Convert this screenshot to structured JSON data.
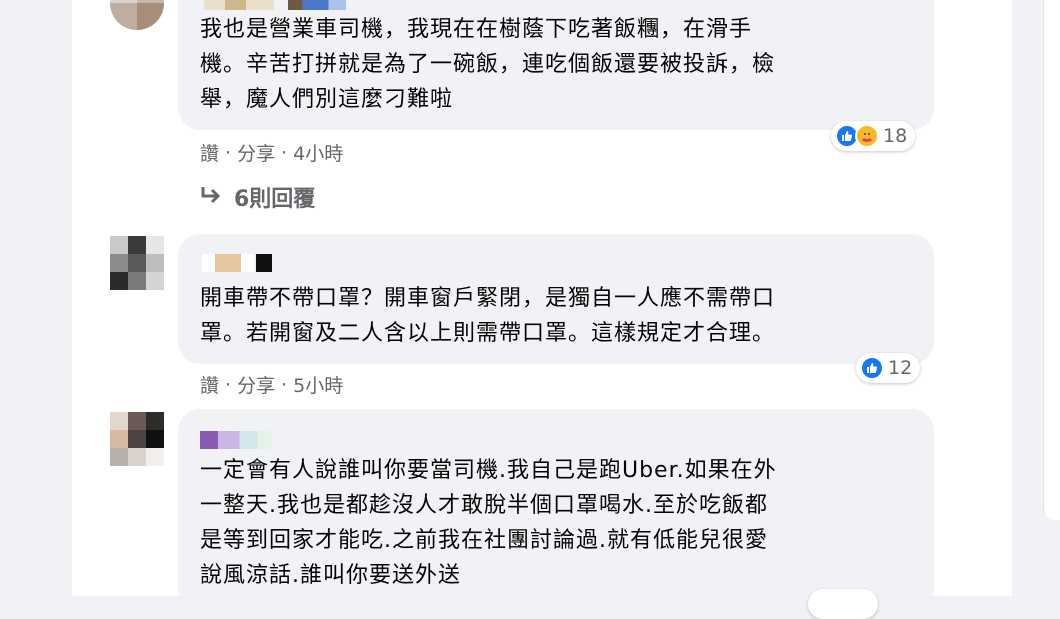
{
  "comments": [
    {
      "text_lines": [
        "我也是營業車司機，我現在在樹蔭下吃著飯糰，在滑手",
        "機。辛苦打拼就是為了一碗飯，連吃個飯還要被投訴，檢",
        "舉，魔人們別這麼刁難啦"
      ],
      "actions": {
        "like": "讚",
        "sep1": "·",
        "share": "分享",
        "sep2": "·",
        "time": "4小時"
      },
      "reaction_count": "18",
      "reactions": [
        "like",
        "care"
      ],
      "replies_label": "6則回覆"
    },
    {
      "text_lines": [
        "開車帶不帶口罩？開車窗戶緊閉，是獨自一人應不需帶口",
        "罩。若開窗及二人含以上則需帶口罩。這樣規定才合理。"
      ],
      "actions": {
        "like": "讚",
        "sep1": "·",
        "share": "分享",
        "sep2": "·",
        "time": "5小時"
      },
      "reaction_count": "12",
      "reactions": [
        "like"
      ]
    },
    {
      "text_lines": [
        "一定會有人說誰叫你要當司機.我自己是跑Uber.如果在外",
        "一整天.我也是都趁沒人才敢脫半個口罩喝水.至於吃飯都",
        "是等到回家才能吃.之前我在社團討論過.就有低能兒很愛",
        "說風涼話.誰叫你要送外送"
      ]
    }
  ],
  "colors": {
    "page_bg": "#f0f2f5",
    "bubble_bg": "#f0f2f5",
    "meta_text": "#65676b",
    "like_blue": "#1877f2",
    "care_yellow": "#f7b928"
  }
}
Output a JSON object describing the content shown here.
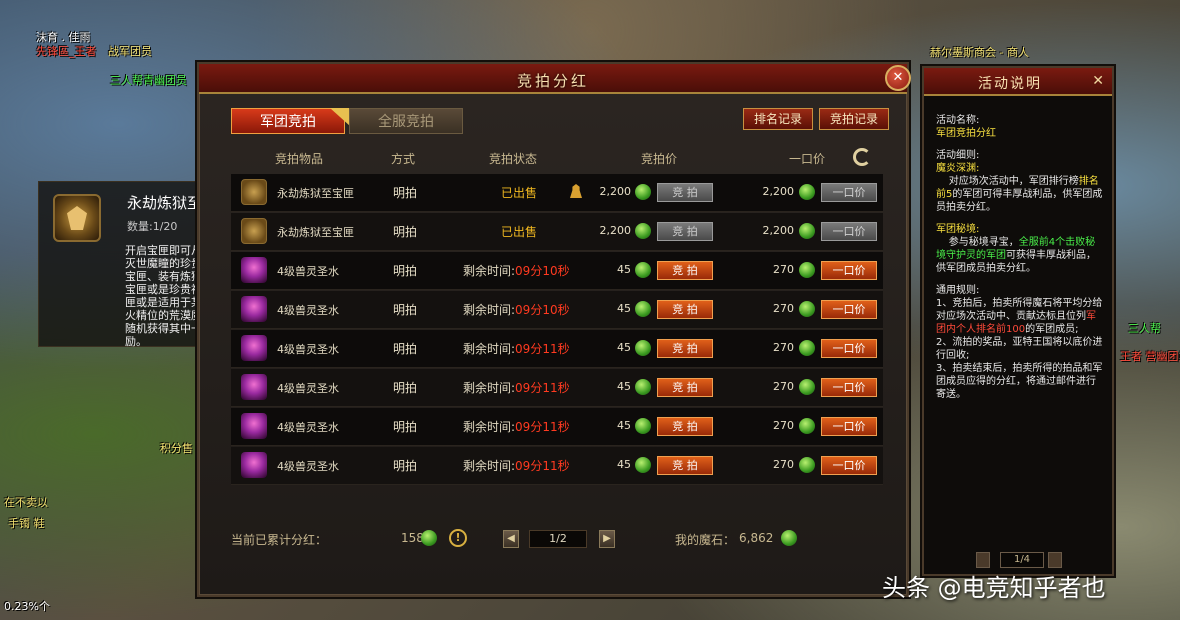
{
  "world": {
    "texts": [
      {
        "text": "沫育 . 佳雨",
        "cls": "wt-white",
        "l": 0
      },
      {
        "text": "先锋區_王者",
        "cls": "wt-red",
        "l": 1
      },
      {
        "text": "战军团员",
        "cls": "wt-yellow",
        "l": 2
      },
      {
        "text": "三人帮青幽团员",
        "cls": "wt-green",
        "l": 3
      },
      {
        "text": "赫尔墨斯商会 - 商人",
        "cls": "wt-yellow",
        "l": 4
      },
      {
        "text": "积分售",
        "cls": "wt-yellow",
        "l": 5
      },
      {
        "text": "在不卖以",
        "cls": "wt-yellow",
        "l": 6
      },
      {
        "text": "手镯 鞋",
        "cls": "wt-yellow",
        "l": 7
      },
      {
        "text": "0.23%个",
        "cls": "wt-white",
        "l": 8
      },
      {
        "text": "三人帮",
        "cls": "wt-green",
        "l": 9
      },
      {
        "text": "王者 营幽团员",
        "cls": "wt-red",
        "l": 10
      }
    ]
  },
  "item_tooltip": {
    "name": "永劫炼狱至宝匣",
    "quantity": "数量:1/20",
    "description": "开启宝匣即可从装有灭世魔瞳的珍贵神火宝匣、装有炼狱神火宝匣或是珍贵神火宝匣或是适用于某一神火精位的荒漠魔焰中随机获得其中一种奖励。"
  },
  "main": {
    "title": "竞拍分红",
    "tabs": {
      "active": "军团竞拍",
      "inactive": "全服竞拍"
    },
    "buttons": {
      "rank_record": "排名记录",
      "bid_record": "竞拍记录"
    },
    "columns": {
      "item": "竞拍物品",
      "method": "方式",
      "status": "竞拍状态",
      "bid_price": "竞拍价",
      "buyout_price": "一口价"
    },
    "rows": [
      {
        "thumb": "box",
        "name": "永劫炼狱至宝匣",
        "method": "明拍",
        "status_type": "sold",
        "status": "已出售",
        "has_bidder": true,
        "bid": "2,200",
        "bid_btn": "竞 拍",
        "buyout": "2,200",
        "buyout_btn": "一口价",
        "enabled": false
      },
      {
        "thumb": "box",
        "name": "永劫炼狱至宝匣",
        "method": "明拍",
        "status_type": "sold",
        "status": "已出售",
        "has_bidder": false,
        "bid": "2,200",
        "bid_btn": "竞 拍",
        "buyout": "2,200",
        "buyout_btn": "一口价",
        "enabled": false
      },
      {
        "thumb": "potion",
        "name": "4级兽灵圣水",
        "method": "明拍",
        "status_type": "timer",
        "status_label": "剩余时间:",
        "time": "09分10秒",
        "bid": "45",
        "bid_btn": "竞 拍",
        "buyout": "270",
        "buyout_btn": "一口价",
        "enabled": true
      },
      {
        "thumb": "potion",
        "name": "4级兽灵圣水",
        "method": "明拍",
        "status_type": "timer",
        "status_label": "剩余时间:",
        "time": "09分10秒",
        "bid": "45",
        "bid_btn": "竞 拍",
        "buyout": "270",
        "buyout_btn": "一口价",
        "enabled": true
      },
      {
        "thumb": "potion",
        "name": "4级兽灵圣水",
        "method": "明拍",
        "status_type": "timer",
        "status_label": "剩余时间:",
        "time": "09分11秒",
        "bid": "45",
        "bid_btn": "竞 拍",
        "buyout": "270",
        "buyout_btn": "一口价",
        "enabled": true
      },
      {
        "thumb": "potion",
        "name": "4级兽灵圣水",
        "method": "明拍",
        "status_type": "timer",
        "status_label": "剩余时间:",
        "time": "09分11秒",
        "bid": "45",
        "bid_btn": "竞 拍",
        "buyout": "270",
        "buyout_btn": "一口价",
        "enabled": true
      },
      {
        "thumb": "potion",
        "name": "4级兽灵圣水",
        "method": "明拍",
        "status_type": "timer",
        "status_label": "剩余时间:",
        "time": "09分11秒",
        "bid": "45",
        "bid_btn": "竞 拍",
        "buyout": "270",
        "buyout_btn": "一口价",
        "enabled": true
      },
      {
        "thumb": "potion",
        "name": "4级兽灵圣水",
        "method": "明拍",
        "status_type": "timer",
        "status_label": "剩余时间:",
        "time": "09分11秒",
        "bid": "45",
        "bid_btn": "竞 拍",
        "buyout": "270",
        "buyout_btn": "一口价",
        "enabled": true
      }
    ],
    "footer": {
      "dividend_label": "当前已累计分红：",
      "dividend_value": "158",
      "page": "1/2",
      "magic_stone_label": "我的魔石：",
      "magic_stone_value": "6,862"
    }
  },
  "side": {
    "title": "活动说明",
    "name_label": "活动名称:",
    "name_value": "军团竞拍分红",
    "detail_label": "活动细则:",
    "sec1_title": "魔炎深渊:",
    "sec1_a": "对应场次活动中，军团排行榜",
    "sec1_hl": "排名前5",
    "sec1_b": "的军团可得丰厚战利品，供军团成员拍卖分红。",
    "sec2_title": "军团秘境:",
    "sec2_a": "参与秘境寻宝，",
    "sec2_hl1": "全服前4个击败秘境守护灵的军团",
    "sec2_b": "可获得丰厚战利品，供军团成员拍卖分红。",
    "rules_title": "通用规则:",
    "rule1_a": "1、竞拍后，拍卖所得魔石将平均分给对应场次活动中、贡献达标且位列",
    "rule1_hl": "军团内个人排名前100",
    "rule1_b": "的军团成员;",
    "rule2": "2、流拍的奖品，亚特王国将以底价进行回收;",
    "rule3": "3、拍卖结束后，拍卖所得的拍品和军团成员应得的分红，将通过邮件进行寄送。",
    "page": "1/4"
  },
  "watermark": "头条 @电竞知乎者也",
  "colors": {
    "panel_red": "#7a1a10",
    "accent_gold": "#a8843a",
    "button_orange": "#e0601a",
    "sold_yellow": "#f0b820",
    "timer_red": "#ff3a20",
    "gem_green": "#3a9a20"
  }
}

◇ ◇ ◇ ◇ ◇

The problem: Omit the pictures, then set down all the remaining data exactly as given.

Finished task:
Convert this screenshot to structured JSON data.
{
  "comments": [
    {
      "text_lines": [
        "我也是營業車司機，我現在在樹蔭下吃著飯糰，在滑手",
        "機。辛苦打拼就是為了一碗飯，連吃個飯還要被投訴，檢",
        "舉，魔人們別這麼刁難啦"
      ],
      "actions": {
        "like": "讚",
        "sep1": "·",
        "share": "分享",
        "sep2": "·",
        "time": "4小時"
      },
      "reaction_count": "18",
      "reactions": [
        "like",
        "care"
      ],
      "replies_label": "6則回覆"
    },
    {
      "text_lines": [
        "開車帶不帶口罩？開車窗戶緊閉，是獨自一人應不需帶口",
        "罩。若開窗及二人含以上則需帶口罩。這樣規定才合理。"
      ],
      "actions": {
        "like": "讚",
        "sep1": "·",
        "share": "分享",
        "sep2": "·",
        "time": "5小時"
      },
      "reaction_count": "12",
      "reactions": [
        "like"
      ]
    },
    {
      "text_lines": [
        "一定會有人說誰叫你要當司機.我自己是跑Uber.如果在外",
        "一整天.我也是都趁沒人才敢脫半個口罩喝水.至於吃飯都",
        "是等到回家才能吃.之前我在社團討論過.就有低能兒很愛",
        "說風涼話.誰叫你要送外送"
      ]
    }
  ],
  "colors": {
    "page_bg": "#f0f2f5",
    "bubble_bg": "#f0f2f5",
    "meta_text": "#65676b",
    "like_blue": "#1877f2",
    "care_yellow": "#f7b928"
  }
}
Output a JSON object describing the content shown here.
{
  "world": {
    "texts": [
      {
        "text": "沫育 . 佳雨",
        "cls": "wt-white",
        "l": 0
      },
      {
        "text": "先锋區_王者",
        "cls": "wt-red",
        "l": 1
      },
      {
        "text": "战军团员",
        "cls": "wt-yellow",
        "l": 2
      },
      {
        "text": "三人帮青幽团员",
        "cls": "wt-green",
        "l": 3
      },
      {
        "text": "赫尔墨斯商会 - 商人",
        "cls": "wt-yellow",
        "l": 4
      },
      {
        "text": "积分售",
        "cls": "wt-yellow",
        "l": 5
      },
      {
        "text": "在不卖以",
        "cls": "wt-yellow",
        "l": 6
      },
      {
        "text": "手镯 鞋",
        "cls": "wt-yellow",
        "l": 7
      },
      {
        "text": "0.23%个",
        "cls": "wt-white",
        "l": 8
      },
      {
        "text": "三人帮",
        "cls": "wt-green",
        "l": 9
      },
      {
        "text": "王者 营幽团员",
        "cls": "wt-red",
        "l": 10
      }
    ]
  },
  "item_tooltip": {
    "name": "永劫炼狱至宝匣",
    "quantity": "数量:1/20",
    "description": "开启宝匣即可从装有灭世魔瞳的珍贵神火宝匣、装有炼狱神火宝匣或是珍贵神火宝匣或是适用于某一神火精位的荒漠魔焰中随机获得其中一种奖励。"
  },
  "main": {
    "title": "竞拍分红",
    "tabs": {
      "active": "军团竞拍",
      "inactive": "全服竞拍"
    },
    "buttons": {
      "rank_record": "排名记录",
      "bid_record": "竞拍记录"
    },
    "columns": {
      "item": "竞拍物品",
      "method": "方式",
      "status": "竞拍状态",
      "bid_price": "竞拍价",
      "buyout_price": "一口价"
    },
    "rows": [
      {
        "thumb": "box",
        "name": "永劫炼狱至宝匣",
        "method": "明拍",
        "status_type": "sold",
        "status": "已出售",
        "has_bidder": true,
        "bid": "2,200",
        "bid_btn": "竞 拍",
        "buyout": "2,200",
        "buyout_btn": "一口价",
        "enabled": false
      },
      {
        "thumb": "box",
        "name": "永劫炼狱至宝匣",
        "method": "明拍",
        "status_type": "sold",
        "status": "已出售",
        "has_bidder": false,
        "bid": "2,200",
        "bid_btn": "竞 拍",
        "buyout": "2,200",
        "buyout_btn": "一口价",
        "enabled": false
      },
      {
        "thumb": "potion",
        "name": "4级兽灵圣水",
        "method": "明拍",
        "status_type": "timer",
        "status_label": "剩余时间:",
        "time": "09分10秒",
        "bid": "45",
        "bid_btn": "竞 拍",
        "buyout": "270",
        "buyout_btn": "一口价",
        "enabled": true
      },
      {
        "thumb": "potion",
        "name": "4级兽灵圣水",
        "method": "明拍",
        "status_type": "timer",
        "status_label": "剩余时间:",
        "time": "09分10秒",
        "bid": "45",
        "bid_btn": "竞 拍",
        "buyout": "270",
        "buyout_btn": "一口价",
        "enabled": true
      },
      {
        "thumb": "potion",
        "name": "4级兽灵圣水",
        "method": "明拍",
        "status_type": "timer",
        "status_label": "剩余时间:",
        "time": "09分11秒",
        "bid": "45",
        "bid_btn": "竞 拍",
        "buyout": "270",
        "buyout_btn": "一口价",
        "enabled": true
      },
      {
        "thumb": "potion",
        "name": "4级兽灵圣水",
        "method": "明拍",
        "status_type": "timer",
        "status_label": "剩余时间:",
        "time": "09分11秒",
        "bid": "45",
        "bid_btn": "竞 拍",
        "buyout": "270",
        "buyout_btn": "一口价",
        "enabled": true
      },
      {
        "thumb": "potion",
        "name": "4级兽灵圣水",
        "method": "明拍",
        "status_type": "timer",
        "status_label": "剩余时间:",
        "time": "09分11秒",
        "bid": "45",
        "bid_btn": "竞 拍",
        "buyout": "270",
        "buyout_btn": "一口价",
        "enabled": true
      },
      {
        "thumb": "potion",
        "name": "4级兽灵圣水",
        "method": "明拍",
        "status_type": "timer",
        "status_label": "剩余时间:",
        "time": "09分11秒",
        "bid": "45",
        "bid_btn": "竞 拍",
        "buyout": "270",
        "buyout_btn": "一口价",
        "enabled": true
      }
    ],
    "footer": {
      "dividend_label": "当前已累计分红：",
      "dividend_value": "158",
      "page": "1/2",
      "magic_stone_label": "我的魔石：",
      "magic_stone_value": "6,862"
    }
  },
  "side": {
    "title": "活动说明",
    "name_label": "活动名称:",
    "name_value": "军团竞拍分红",
    "detail_label": "活动细则:",
    "sec1_title": "魔炎深渊:",
    "sec1_a": "对应场次活动中，军团排行榜",
    "sec1_hl": "排名前5",
    "sec1_b": "的军团可得丰厚战利品，供军团成员拍卖分红。",
    "sec2_title": "军团秘境:",
    "sec2_a": "参与秘境寻宝，",
    "sec2_hl1": "全服前4个击败秘境守护灵的军团",
    "sec2_b": "可获得丰厚战利品，供军团成员拍卖分红。",
    "rules_title": "通用规则:",
    "rule1_a": "1、竞拍后，拍卖所得魔石将平均分给对应场次活动中、贡献达标且位列",
    "rule1_hl": "军团内个人排名前100",
    "rule1_b": "的军团成员;",
    "rule2": "2、流拍的奖品，亚特王国将以底价进行回收;",
    "rule3": "3、拍卖结束后，拍卖所得的拍品和军团成员应得的分红，将通过邮件进行寄送。",
    "page": "1/4"
  },
  "watermark": "头条 @电竞知乎者也",
  "colors": {
    "panel_red": "#7a1a10",
    "accent_gold": "#a8843a",
    "button_orange": "#e0601a",
    "sold_yellow": "#f0b820",
    "timer_red": "#ff3a20",
    "gem_green": "#3a9a20"
  }
}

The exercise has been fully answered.